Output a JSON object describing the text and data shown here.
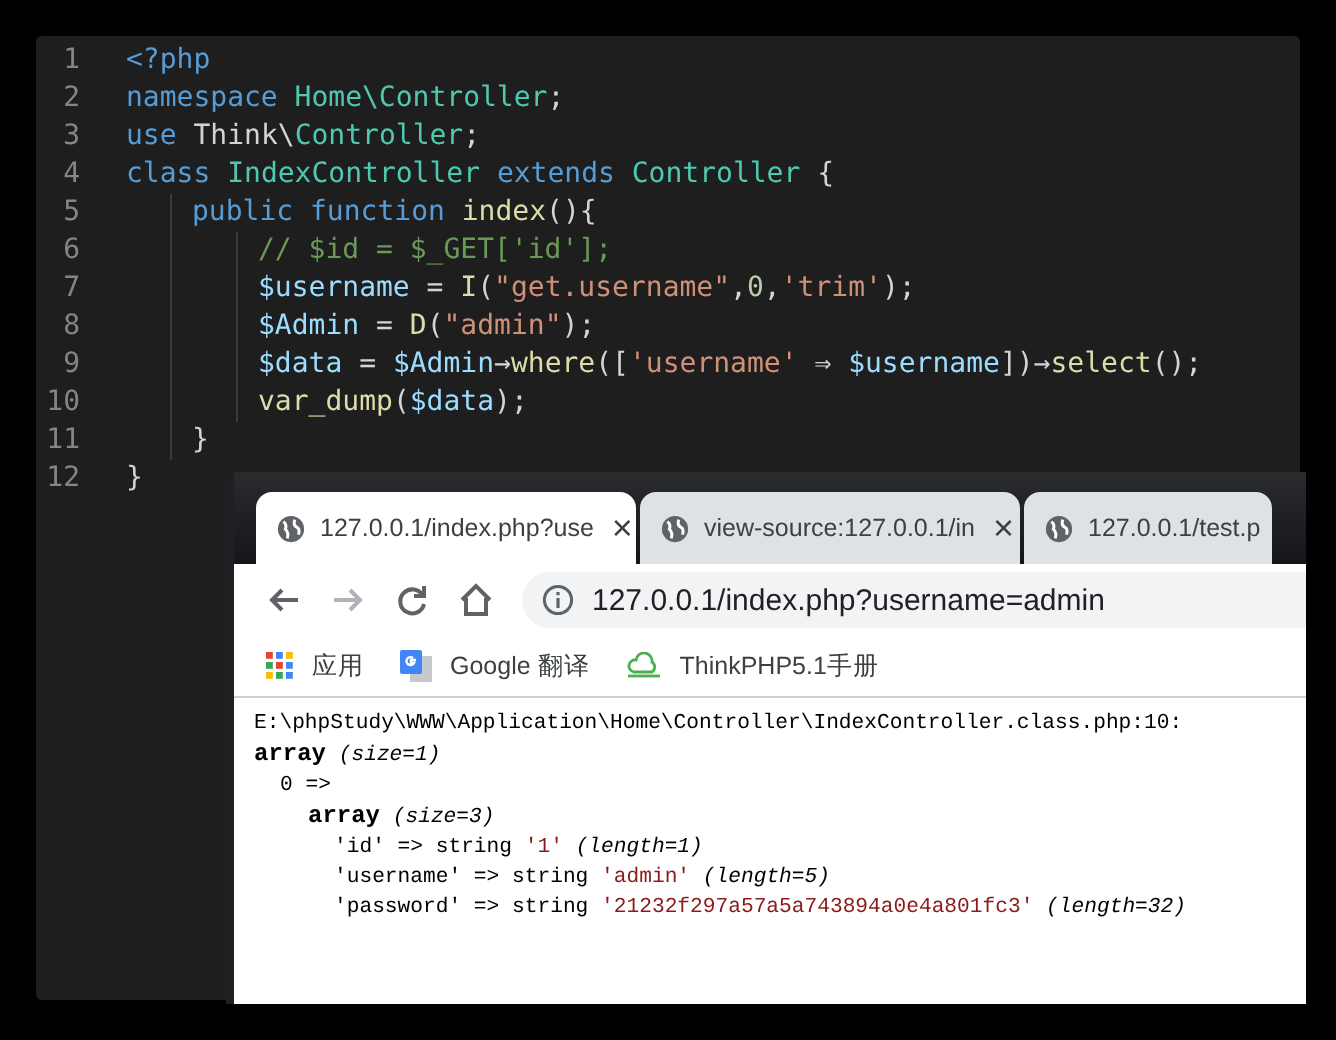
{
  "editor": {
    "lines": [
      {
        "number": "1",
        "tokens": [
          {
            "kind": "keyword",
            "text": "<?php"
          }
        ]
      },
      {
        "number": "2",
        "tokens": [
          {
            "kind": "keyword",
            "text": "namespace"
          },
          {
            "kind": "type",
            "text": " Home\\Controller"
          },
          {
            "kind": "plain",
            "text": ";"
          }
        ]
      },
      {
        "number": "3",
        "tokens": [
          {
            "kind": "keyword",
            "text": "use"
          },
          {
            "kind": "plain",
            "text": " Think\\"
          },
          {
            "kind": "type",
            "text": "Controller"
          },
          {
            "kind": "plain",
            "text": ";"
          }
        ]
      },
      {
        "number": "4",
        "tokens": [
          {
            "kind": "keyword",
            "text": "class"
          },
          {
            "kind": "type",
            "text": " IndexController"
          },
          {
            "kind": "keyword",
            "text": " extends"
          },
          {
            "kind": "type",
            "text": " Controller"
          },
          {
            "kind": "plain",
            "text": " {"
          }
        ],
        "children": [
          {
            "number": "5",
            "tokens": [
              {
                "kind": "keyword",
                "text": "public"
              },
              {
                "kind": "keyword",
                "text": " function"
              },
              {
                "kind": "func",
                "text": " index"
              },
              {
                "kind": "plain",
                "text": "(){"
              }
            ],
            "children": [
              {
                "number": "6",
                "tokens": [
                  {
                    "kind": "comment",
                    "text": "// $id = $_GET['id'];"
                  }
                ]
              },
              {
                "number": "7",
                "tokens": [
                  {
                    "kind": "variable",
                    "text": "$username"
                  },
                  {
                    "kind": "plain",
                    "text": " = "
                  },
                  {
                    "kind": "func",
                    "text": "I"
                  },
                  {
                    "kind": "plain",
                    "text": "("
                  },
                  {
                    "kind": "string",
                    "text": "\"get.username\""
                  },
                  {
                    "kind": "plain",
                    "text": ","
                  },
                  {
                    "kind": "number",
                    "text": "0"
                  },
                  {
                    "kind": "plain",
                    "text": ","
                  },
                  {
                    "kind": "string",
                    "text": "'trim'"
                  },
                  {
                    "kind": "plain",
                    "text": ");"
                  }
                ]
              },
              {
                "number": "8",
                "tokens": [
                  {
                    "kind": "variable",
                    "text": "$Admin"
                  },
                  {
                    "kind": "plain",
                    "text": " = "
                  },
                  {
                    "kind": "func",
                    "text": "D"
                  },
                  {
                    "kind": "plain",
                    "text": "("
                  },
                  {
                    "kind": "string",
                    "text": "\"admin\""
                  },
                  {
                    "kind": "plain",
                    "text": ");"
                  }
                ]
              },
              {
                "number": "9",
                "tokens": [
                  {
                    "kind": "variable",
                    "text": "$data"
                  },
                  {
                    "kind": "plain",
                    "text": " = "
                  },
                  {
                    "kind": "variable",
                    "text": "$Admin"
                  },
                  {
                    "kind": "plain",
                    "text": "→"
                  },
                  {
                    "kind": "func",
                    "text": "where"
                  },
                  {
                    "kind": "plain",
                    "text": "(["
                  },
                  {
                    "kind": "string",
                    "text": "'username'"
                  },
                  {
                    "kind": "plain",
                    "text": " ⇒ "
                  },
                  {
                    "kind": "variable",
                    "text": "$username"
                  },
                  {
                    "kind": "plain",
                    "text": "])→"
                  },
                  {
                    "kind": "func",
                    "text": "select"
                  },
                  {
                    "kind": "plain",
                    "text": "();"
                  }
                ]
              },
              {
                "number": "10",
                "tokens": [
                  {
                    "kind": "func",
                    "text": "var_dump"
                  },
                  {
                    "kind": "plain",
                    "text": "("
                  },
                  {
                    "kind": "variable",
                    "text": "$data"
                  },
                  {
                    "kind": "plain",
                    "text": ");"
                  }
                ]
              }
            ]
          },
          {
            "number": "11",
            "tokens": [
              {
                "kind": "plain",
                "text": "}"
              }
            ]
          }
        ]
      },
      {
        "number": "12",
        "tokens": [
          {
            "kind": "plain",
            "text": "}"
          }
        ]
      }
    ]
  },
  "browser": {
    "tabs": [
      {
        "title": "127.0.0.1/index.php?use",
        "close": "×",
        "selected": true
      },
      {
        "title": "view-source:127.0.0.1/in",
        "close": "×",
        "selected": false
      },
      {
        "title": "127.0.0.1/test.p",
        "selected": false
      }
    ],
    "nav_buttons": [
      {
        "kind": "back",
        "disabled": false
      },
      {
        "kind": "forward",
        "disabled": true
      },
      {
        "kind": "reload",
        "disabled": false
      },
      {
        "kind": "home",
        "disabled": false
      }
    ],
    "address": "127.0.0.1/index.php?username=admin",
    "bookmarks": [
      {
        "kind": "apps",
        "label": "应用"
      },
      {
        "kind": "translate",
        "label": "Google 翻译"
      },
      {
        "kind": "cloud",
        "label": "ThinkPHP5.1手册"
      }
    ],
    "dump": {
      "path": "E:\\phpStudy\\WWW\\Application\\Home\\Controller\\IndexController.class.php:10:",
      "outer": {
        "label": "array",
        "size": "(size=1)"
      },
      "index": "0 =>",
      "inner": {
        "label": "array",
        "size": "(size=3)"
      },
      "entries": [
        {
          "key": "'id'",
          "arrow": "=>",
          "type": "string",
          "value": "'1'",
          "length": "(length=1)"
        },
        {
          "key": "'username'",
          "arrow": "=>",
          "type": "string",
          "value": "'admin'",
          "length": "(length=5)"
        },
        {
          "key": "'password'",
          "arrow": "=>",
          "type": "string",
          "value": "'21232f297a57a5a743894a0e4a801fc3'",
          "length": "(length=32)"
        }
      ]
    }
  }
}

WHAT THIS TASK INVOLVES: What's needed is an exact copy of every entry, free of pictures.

EXERCISE RESPONSE:
Output a JSON object describing the text and data shown here.
{
  "editor": {
    "lines": [
      {
        "number": "1",
        "tokens": [
          {
            "kind": "keyword",
            "text": "<?php"
          }
        ]
      },
      {
        "number": "2",
        "tokens": [
          {
            "kind": "keyword",
            "text": "namespace"
          },
          {
            "kind": "type",
            "text": " Home\\Controller"
          },
          {
            "kind": "plain",
            "text": ";"
          }
        ]
      },
      {
        "number": "3",
        "tokens": [
          {
            "kind": "keyword",
            "text": "use"
          },
          {
            "kind": "plain",
            "text": " Think\\"
          },
          {
            "kind": "type",
            "text": "Controller"
          },
          {
            "kind": "plain",
            "text": ";"
          }
        ]
      },
      {
        "number": "4",
        "tokens": [
          {
            "kind": "keyword",
            "text": "class"
          },
          {
            "kind": "type",
            "text": " IndexController"
          },
          {
            "kind": "keyword",
            "text": " extends"
          },
          {
            "kind": "type",
            "text": " Controller"
          },
          {
            "kind": "plain",
            "text": " {"
          }
        ],
        "children": [
          {
            "number": "5",
            "tokens": [
              {
                "kind": "keyword",
                "text": "public"
              },
              {
                "kind": "keyword",
                "text": " function"
              },
              {
                "kind": "func",
                "text": " index"
              },
              {
                "kind": "plain",
                "text": "(){"
              }
            ],
            "children": [
              {
                "number": "6",
                "tokens": [
                  {
                    "kind": "comment",
                    "text": "// $id = $_GET['id'];"
                  }
                ]
              },
              {
                "number": "7",
                "tokens": [
                  {
                    "kind": "variable",
                    "text": "$username"
                  },
                  {
                    "kind": "plain",
                    "text": " = "
                  },
                  {
                    "kind": "func",
                    "text": "I"
                  },
                  {
                    "kind": "plain",
                    "text": "("
                  },
                  {
                    "kind": "string",
                    "text": "\"get.username\""
                  },
                  {
                    "kind": "plain",
                    "text": ","
                  },
                  {
                    "kind": "number",
                    "text": "0"
                  },
                  {
                    "kind": "plain",
                    "text": ","
                  },
                  {
                    "kind": "string",
                    "text": "'trim'"
                  },
                  {
                    "kind": "plain",
                    "text": ");"
                  }
                ]
              },
              {
                "number": "8",
                "tokens": [
                  {
                    "kind": "variable",
                    "text": "$Admin"
                  },
                  {
                    "kind": "plain",
                    "text": " = "
                  },
                  {
                    "kind": "func",
                    "text": "D"
                  },
                  {
                    "kind": "plain",
                    "text": "("
                  },
                  {
                    "kind": "string",
                    "text": "\"admin\""
                  },
                  {
                    "kind": "plain",
                    "text": ");"
                  }
                ]
              },
              {
                "number": "9",
                "tokens": [
                  {
                    "kind": "variable",
                    "text": "$data"
                  },
                  {
                    "kind": "plain",
                    "text": " = "
                  },
                  {
                    "kind": "variable",
                    "text": "$Admin"
                  },
                  {
                    "kind": "plain",
                    "text": "→"
                  },
                  {
                    "kind": "func",
                    "text": "where"
                  },
                  {
                    "kind": "plain",
                    "text": "(["
                  },
                  {
                    "kind": "string",
                    "text": "'username'"
                  },
                  {
                    "kind": "plain",
                    "text": " ⇒ "
                  },
                  {
                    "kind": "variable",
                    "text": "$username"
                  },
                  {
                    "kind": "plain",
                    "text": "])→"
                  },
                  {
                    "kind": "func",
                    "text": "select"
                  },
                  {
                    "kind": "plain",
                    "text": "();"
                  }
                ]
              },
              {
                "number": "10",
                "tokens": [
                  {
                    "kind": "func",
                    "text": "var_dump"
                  },
                  {
                    "kind": "plain",
                    "text": "("
                  },
                  {
                    "kind": "variable",
                    "text": "$data"
                  },
                  {
                    "kind": "plain",
                    "text": ");"
                  }
                ]
              }
            ]
          },
          {
            "number": "11",
            "tokens": [
              {
                "kind": "plain",
                "text": "}"
              }
            ]
          }
        ]
      },
      {
        "number": "12",
        "tokens": [
          {
            "kind": "plain",
            "text": "}"
          }
        ]
      }
    ]
  },
  "browser": {
    "tabs": [
      {
        "title": "127.0.0.1/index.php?use",
        "close": "×",
        "selected": true
      },
      {
        "title": "view-source:127.0.0.1/in",
        "close": "×",
        "selected": false
      },
      {
        "title": "127.0.0.1/test.p",
        "selected": false
      }
    ],
    "nav_buttons": [
      {
        "kind": "back",
        "disabled": false
      },
      {
        "kind": "forward",
        "disabled": true
      },
      {
        "kind": "reload",
        "disabled": false
      },
      {
        "kind": "home",
        "disabled": false
      }
    ],
    "address": "127.0.0.1/index.php?username=admin",
    "bookmarks": [
      {
        "kind": "apps",
        "label": "应用"
      },
      {
        "kind": "translate",
        "label": "Google 翻译"
      },
      {
        "kind": "cloud",
        "label": "ThinkPHP5.1手册"
      }
    ],
    "dump": {
      "path": "E:\\phpStudy\\WWW\\Application\\Home\\Controller\\IndexController.class.php:10:",
      "outer": {
        "label": "array",
        "size": "(size=1)"
      },
      "index": "0 =>",
      "inner": {
        "label": "array",
        "size": "(size=3)"
      },
      "entries": [
        {
          "key": "'id'",
          "arrow": "=>",
          "type": "string",
          "value": "'1'",
          "length": "(length=1)"
        },
        {
          "key": "'username'",
          "arrow": "=>",
          "type": "string",
          "value": "'admin'",
          "length": "(length=5)"
        },
        {
          "key": "'password'",
          "arrow": "=>",
          "type": "string",
          "value": "'21232f297a57a5a743894a0e4a801fc3'",
          "length": "(length=32)"
        }
      ]
    }
  }
}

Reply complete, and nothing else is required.